The remastered visuals are look pretty, the cel-shaded style of the original version retained with significantly-fewer jaggies and superb character and demon models with realistic anatomy and animation. The art direction is also solid, with the humanoid characters containing distinctive designs, and there’s a noticeable deficit of reskinned adversaries. The combat graphics shine as well, with great animation on both sides and details such as units on either side flinching when attacked, which in the case of standard attacks occurs with actual combat instead of telekinetically like in older games. There are some parts that eluded remastery such as the FMVs and occasional blurry, pixilated textures, but Nocturne is very much a graphical treat.

Finally, the remaster is neither too long or short, taking somewhere from one to two days’ worth of playtime to finish, with extras such as the extra dungeons, different plot decisions and endings, PlayStation Trophies, and New Game+ enhancing lasting appeal very well.

In the end Shin Megami Tensei III: Nocturne HD Remaster is an excellent rerelease that hits many of the right notes, particularly with regards to its quick and tight game mechanics, above-average control, great narrative with potential variations, superb soundtrack, pretty visuals, and plentiful lasting appeal. There are some things, however, of which mainstream gamers need to be aware before purchase such as issues with control and plot direction, as well as the potential difficulty of going into the game blind, but it’s definitely a bucket-list game, and points towards a bright future for the series with the possibility of further rereleases of its many brethren.

This review is based on a playthrough of the Digital Deluxe Edition purchased and downloaded to the reviewer’s PlayStation 4 on Merciful difficulty with the True Demon Ending attained.

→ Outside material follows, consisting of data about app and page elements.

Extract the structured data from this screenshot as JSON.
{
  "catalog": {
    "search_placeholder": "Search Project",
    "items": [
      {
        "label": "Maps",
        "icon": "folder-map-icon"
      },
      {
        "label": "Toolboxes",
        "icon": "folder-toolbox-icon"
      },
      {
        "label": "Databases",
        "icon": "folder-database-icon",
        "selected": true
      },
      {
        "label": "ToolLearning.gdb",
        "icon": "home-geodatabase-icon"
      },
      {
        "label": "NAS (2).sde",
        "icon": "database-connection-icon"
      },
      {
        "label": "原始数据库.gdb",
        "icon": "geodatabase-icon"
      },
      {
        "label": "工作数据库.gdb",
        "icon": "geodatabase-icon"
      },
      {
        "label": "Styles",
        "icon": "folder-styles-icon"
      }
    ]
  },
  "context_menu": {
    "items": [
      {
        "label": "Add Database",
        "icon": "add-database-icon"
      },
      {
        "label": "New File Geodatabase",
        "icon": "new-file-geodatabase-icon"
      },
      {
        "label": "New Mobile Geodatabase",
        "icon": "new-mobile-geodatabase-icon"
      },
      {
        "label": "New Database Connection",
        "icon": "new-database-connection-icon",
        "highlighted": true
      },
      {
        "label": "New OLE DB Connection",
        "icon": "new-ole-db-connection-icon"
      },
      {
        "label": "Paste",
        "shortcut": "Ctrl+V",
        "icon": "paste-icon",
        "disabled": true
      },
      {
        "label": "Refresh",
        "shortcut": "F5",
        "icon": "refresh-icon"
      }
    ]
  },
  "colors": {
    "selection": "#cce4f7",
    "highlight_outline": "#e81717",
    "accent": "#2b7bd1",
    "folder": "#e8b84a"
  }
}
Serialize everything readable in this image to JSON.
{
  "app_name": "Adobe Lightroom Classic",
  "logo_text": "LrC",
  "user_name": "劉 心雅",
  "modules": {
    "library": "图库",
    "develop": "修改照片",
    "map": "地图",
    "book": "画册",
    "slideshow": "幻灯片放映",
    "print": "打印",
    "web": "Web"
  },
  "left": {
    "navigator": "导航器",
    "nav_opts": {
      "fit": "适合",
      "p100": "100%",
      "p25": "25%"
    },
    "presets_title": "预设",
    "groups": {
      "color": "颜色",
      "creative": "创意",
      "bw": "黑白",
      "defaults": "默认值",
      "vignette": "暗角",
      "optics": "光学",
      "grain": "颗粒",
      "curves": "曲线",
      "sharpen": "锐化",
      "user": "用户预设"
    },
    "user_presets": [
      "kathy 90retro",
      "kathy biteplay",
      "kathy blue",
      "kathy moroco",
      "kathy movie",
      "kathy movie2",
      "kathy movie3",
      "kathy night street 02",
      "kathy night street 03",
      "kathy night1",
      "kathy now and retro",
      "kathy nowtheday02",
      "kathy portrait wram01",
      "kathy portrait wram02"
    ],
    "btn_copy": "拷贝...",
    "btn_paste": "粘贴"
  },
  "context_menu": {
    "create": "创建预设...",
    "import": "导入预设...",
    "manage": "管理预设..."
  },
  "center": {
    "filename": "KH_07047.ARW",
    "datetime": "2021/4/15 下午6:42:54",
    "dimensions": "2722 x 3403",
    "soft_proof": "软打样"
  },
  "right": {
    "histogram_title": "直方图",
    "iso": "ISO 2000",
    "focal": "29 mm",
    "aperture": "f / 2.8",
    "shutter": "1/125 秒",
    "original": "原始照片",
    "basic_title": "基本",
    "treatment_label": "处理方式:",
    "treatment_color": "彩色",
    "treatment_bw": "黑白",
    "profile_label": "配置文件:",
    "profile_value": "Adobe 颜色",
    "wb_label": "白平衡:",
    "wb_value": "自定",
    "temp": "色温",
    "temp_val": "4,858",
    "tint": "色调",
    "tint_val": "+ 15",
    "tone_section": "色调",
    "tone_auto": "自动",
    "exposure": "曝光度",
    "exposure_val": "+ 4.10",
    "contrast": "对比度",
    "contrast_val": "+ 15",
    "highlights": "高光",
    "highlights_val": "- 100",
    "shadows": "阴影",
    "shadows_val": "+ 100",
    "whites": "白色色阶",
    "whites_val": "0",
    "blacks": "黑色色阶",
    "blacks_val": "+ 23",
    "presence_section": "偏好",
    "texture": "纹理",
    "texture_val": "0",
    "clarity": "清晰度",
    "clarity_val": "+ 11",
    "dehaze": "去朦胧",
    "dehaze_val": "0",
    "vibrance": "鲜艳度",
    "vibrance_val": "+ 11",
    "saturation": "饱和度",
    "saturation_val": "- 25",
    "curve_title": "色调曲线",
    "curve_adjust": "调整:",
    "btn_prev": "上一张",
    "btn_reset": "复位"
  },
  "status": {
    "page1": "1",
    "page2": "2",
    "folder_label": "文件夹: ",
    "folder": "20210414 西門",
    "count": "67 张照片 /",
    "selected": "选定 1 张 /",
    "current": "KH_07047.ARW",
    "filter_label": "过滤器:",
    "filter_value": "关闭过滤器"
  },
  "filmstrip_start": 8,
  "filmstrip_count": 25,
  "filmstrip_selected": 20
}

The Good:
+Quick, tight, strategic battle system with adjustable difficulty.
+Superb dungeon design with helpful in-game maps.
+Great story with multiple branches and endings that never feels forced down the player’s throat.
+Excellent sound.
+Remastered graphics create awesome atmosphere.
+Plentiful lasting appeal.

The Bad:
-Don’t go into the game blind.
-Some issues with control and plot direction.
-A few parts of the graphics eluded remastery.

The Bottom Line:
“Required reading” for those with a passing interest in Japanese RPGs.

Score Breakdown:
Platform: PlayStation 4
Game Mechanics: 9.5/10
Controls: 8.0/10
Story: 9.0/10
Localization: 8.5/10
Music/Sound: 9.5/10
Graphics: 9.0/10
Lasting Appeal: 10/10
Difficulty: Adjustable
Playing Time: 1-2+ Days

Overall: 9.5/10

No comments:

Post a Comment